To do: Look for the word "JSON" in the entries below, then copy every line that has it.
*** Dataset content Section Begins ***
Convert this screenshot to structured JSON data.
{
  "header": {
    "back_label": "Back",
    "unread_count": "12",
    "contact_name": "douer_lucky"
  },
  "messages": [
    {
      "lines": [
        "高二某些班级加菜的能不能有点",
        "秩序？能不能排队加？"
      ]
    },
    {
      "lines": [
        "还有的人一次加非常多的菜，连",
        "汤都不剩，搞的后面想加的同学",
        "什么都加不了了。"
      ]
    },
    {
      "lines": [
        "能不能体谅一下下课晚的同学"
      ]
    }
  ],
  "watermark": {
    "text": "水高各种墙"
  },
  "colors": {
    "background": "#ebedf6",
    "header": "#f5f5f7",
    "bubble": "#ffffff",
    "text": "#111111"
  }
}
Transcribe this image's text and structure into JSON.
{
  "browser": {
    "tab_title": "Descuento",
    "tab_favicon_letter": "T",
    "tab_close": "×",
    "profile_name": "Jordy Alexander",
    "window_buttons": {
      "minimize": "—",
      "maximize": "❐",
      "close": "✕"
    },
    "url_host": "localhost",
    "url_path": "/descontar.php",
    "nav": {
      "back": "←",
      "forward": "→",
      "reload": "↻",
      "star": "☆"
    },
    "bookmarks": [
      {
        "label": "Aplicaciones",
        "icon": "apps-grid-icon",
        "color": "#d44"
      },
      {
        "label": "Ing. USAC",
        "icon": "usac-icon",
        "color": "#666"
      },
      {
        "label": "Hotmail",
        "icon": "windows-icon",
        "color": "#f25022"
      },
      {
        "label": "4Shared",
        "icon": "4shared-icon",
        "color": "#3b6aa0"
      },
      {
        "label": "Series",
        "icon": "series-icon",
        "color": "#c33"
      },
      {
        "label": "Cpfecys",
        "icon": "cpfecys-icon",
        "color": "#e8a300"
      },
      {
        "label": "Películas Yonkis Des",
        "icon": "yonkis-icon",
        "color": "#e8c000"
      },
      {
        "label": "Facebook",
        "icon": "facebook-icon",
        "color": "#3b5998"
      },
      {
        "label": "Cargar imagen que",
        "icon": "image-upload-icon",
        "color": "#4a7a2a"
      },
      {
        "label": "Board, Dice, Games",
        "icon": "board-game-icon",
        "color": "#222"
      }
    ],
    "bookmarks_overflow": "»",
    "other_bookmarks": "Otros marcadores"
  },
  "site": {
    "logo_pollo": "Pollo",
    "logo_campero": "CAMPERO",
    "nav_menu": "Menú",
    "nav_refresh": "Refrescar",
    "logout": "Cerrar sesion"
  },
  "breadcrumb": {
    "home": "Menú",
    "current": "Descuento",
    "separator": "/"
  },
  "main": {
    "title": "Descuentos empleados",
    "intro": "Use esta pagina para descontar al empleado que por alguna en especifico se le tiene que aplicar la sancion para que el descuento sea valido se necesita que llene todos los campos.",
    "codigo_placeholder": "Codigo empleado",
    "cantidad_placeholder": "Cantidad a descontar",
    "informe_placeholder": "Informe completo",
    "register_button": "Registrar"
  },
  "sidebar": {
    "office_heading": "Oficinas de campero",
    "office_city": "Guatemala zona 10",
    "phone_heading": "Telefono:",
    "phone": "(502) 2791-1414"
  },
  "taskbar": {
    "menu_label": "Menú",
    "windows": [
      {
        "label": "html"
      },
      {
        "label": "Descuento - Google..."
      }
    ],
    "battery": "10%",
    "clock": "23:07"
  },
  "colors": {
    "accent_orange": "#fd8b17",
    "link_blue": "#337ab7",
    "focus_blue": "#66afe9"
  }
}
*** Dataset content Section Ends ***
Solution to the exercise:
Convert this screenshot to structured JSON data.
Transcribe this image's text and structure into JSON.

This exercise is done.